Let’s look more closely at some of the things to consider when editing and proofreading website content.
Editing website content – the first step
The first step in the process is editing the website content. Editing involves making the content more clear and concise. Editing website content can include:
- Replacing complicated words with simpler equivalents
- Eliminating unnecessary words
- Removing jargon and corporate buzzwords
- Shortening sentences to make them easier to read
- Moving sentences so the text flows logically.
When editing website content, also consider the reader. For example, if you sell technical products or services, and you expect some readers won’t understand advanced terminology, you will want to define terms for them.
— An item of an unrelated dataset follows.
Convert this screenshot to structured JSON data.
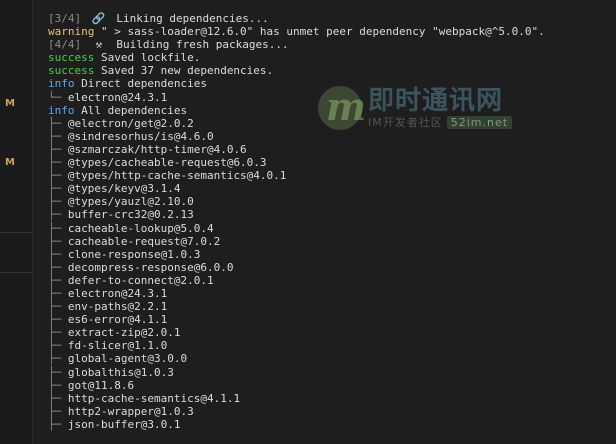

After you have done this, you can check how readable the content by using readability tools in Microsoft Word or online. A popular system for measuring readability is called Flesch Reading Ease. It calculates a readability score of 1 to 100 based the average number of words per sentence and syllables per word. The higher these averages, the lower the readability. For example, a newspaper might have a score of 60, while an academic paper might have a score of 20 on the readability scale. When analysing your website content, aim for at least 60.
You can find an online readability checker here.
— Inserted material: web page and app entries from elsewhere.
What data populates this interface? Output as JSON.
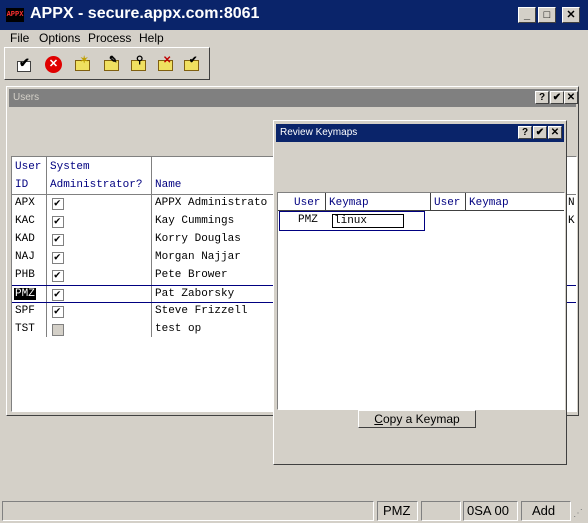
{
  "window": {
    "title": "APPX - secure.appx.com:8061",
    "icon_text": "APPX"
  },
  "menu": [
    {
      "label": "File",
      "underline": "F"
    },
    {
      "label": "Options",
      "underline": "O"
    },
    {
      "label": "Process",
      "underline": "P"
    },
    {
      "label": "Help",
      "underline": "H"
    }
  ],
  "toolbar": {
    "icons": [
      "check-icon",
      "cancel-icon",
      "new-folder-icon",
      "edit-folder-icon",
      "search-folder-icon",
      "delete-folder-icon",
      "check-folder-icon"
    ],
    "cancel_color": "#e00000"
  },
  "users_window": {
    "title": "Users",
    "columns": {
      "user_id_line1": "User",
      "user_id_line2": "ID",
      "sysadmin_line1": "System",
      "sysadmin_line2": "Administrator?",
      "name": "Name"
    },
    "rows": [
      {
        "id": "APX",
        "admin": true,
        "name": "APPX Administrato",
        "trail": "N"
      },
      {
        "id": "KAC",
        "admin": true,
        "name": "Kay Cummings",
        "trail": "K"
      },
      {
        "id": "KAD",
        "admin": true,
        "name": "Korry Douglas",
        "trail": ""
      },
      {
        "id": "NAJ",
        "admin": true,
        "name": "Morgan Najjar",
        "trail": ""
      },
      {
        "id": "PHB",
        "admin": true,
        "name": "Pete Brower",
        "trail": ""
      },
      {
        "id": "PMZ",
        "admin": true,
        "name": "Pat Zaborsky",
        "trail": "",
        "selected": true
      },
      {
        "id": "SPF",
        "admin": true,
        "name": "Steve Frizzell",
        "trail": ""
      },
      {
        "id": "TST",
        "admin": false,
        "name": "test op",
        "trail": ""
      }
    ]
  },
  "dialog": {
    "title": "Review Keymaps",
    "columns": {
      "user1": "User",
      "keymap1": "Keymap",
      "user2": "User",
      "keymap2": "Keymap"
    },
    "row": {
      "user": "PMZ",
      "keymap": "linux"
    },
    "copy_button": {
      "before": "",
      "accel": "C",
      "after": "opy a Keymap"
    }
  },
  "status": {
    "user": "PMZ",
    "blank": "",
    "code": "0SA 00",
    "mode": "Add"
  },
  "colors": {
    "title_active": "#0a246a",
    "title_inactive": "#808080",
    "header_text": "#000080",
    "face": "#d4d0c8"
  }
}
If your products or services are more complex, the words and sentences will tend to be longer, so readability will be lower. You will want to keep this in mind when editing website content.
To learn more, read How to Make Your Business Writing More Readable.
Proofreading website content – the last step
After the editing stage, it’s time for proofreading your website content. Compared to editing, proofreading looks at the finer details such as spelling, grammar, punctuation and consistency. Using a spelling and grammar check will help find some errors but don’t rely on it too much when proofreading website content. Consistency issues are important to consider by not so easy to find. For example, if you capitalise each word in one heading level, you should keep this consistent across the website. The formatting of the text should also be consistent across the website. If each page uses a different font, size or spacing, this will distract readers from your message.
To correct any remaining errors, it’s usually best to proofread the text using the website content editor. In WordPress, for example, choose to Publish and Update the page after making corrections. Then go to the live web page to ensure all errors and inconsistencies have been picked up. It’s also good to print the page from the live website and go through it one more time before completing the website content proofreading.